A strong U.S. dollar weighed on results once again in the third quarter.
Global sales at restaurants open at least 13 months rose 1.9 percent, the first time that such sales gained less than 2 percent since the second quarter of 2003. Analysts polled by Consensus Metrix had expected a 2 percent increase.
The sluggish U.S. economy and Europe's belt-tightening are squeezing even the most resilient restaurant operators, as diners spend cautiously on meals away from home.
"October's global comparable sales are currently trending negative," McDonald's chief executive officer Don Thompson said in a statement.
Income at McDonald's fell to $1.46 billion US, or $1.43 per share, in the third quarter, from $1.51 billion, or $1.45 per share, a year earlier.
Analysts on average had expected McDonald's to earn $1.47 per share, according to Thomson Reuters I/B/E/S.
The impact of the stronger dollar, which lessens the value of sales overseas for U.S. companies, trimmed earnings by 8 cents per share.
Total sales slipped to $7.15 billion from nearly $7.17 billion.
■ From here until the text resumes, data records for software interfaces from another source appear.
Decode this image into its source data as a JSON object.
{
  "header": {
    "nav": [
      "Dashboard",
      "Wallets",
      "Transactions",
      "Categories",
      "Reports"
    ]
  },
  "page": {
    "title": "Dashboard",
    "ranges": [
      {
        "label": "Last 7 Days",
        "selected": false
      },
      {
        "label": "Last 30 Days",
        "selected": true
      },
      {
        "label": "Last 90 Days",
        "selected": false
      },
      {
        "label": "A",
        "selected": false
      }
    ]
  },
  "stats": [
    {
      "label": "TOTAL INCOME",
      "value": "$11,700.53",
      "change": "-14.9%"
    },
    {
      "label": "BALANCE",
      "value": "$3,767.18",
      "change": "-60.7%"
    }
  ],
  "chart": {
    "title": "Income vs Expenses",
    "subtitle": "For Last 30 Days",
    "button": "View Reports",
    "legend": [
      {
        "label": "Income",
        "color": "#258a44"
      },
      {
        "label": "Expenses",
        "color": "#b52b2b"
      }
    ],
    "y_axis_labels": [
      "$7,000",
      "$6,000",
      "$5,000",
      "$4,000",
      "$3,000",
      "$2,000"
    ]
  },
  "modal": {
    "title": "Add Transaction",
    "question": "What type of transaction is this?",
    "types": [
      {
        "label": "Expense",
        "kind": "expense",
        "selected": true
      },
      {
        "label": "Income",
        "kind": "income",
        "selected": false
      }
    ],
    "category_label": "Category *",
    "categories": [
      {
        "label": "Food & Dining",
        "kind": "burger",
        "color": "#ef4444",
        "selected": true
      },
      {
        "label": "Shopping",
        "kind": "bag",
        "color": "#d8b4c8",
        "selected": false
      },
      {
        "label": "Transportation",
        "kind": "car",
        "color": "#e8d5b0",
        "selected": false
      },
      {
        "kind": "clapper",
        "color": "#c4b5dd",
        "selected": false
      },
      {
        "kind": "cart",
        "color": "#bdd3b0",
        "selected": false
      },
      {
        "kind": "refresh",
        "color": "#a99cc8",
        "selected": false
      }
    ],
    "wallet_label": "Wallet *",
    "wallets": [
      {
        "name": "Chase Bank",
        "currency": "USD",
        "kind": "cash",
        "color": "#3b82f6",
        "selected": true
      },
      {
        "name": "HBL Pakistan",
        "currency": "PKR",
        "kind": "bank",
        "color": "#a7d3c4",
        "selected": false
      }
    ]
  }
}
Comparable sales rose 1.9 percent in September, topping analysts' average forecast of 1.82 percent, according to Consensus Metrix.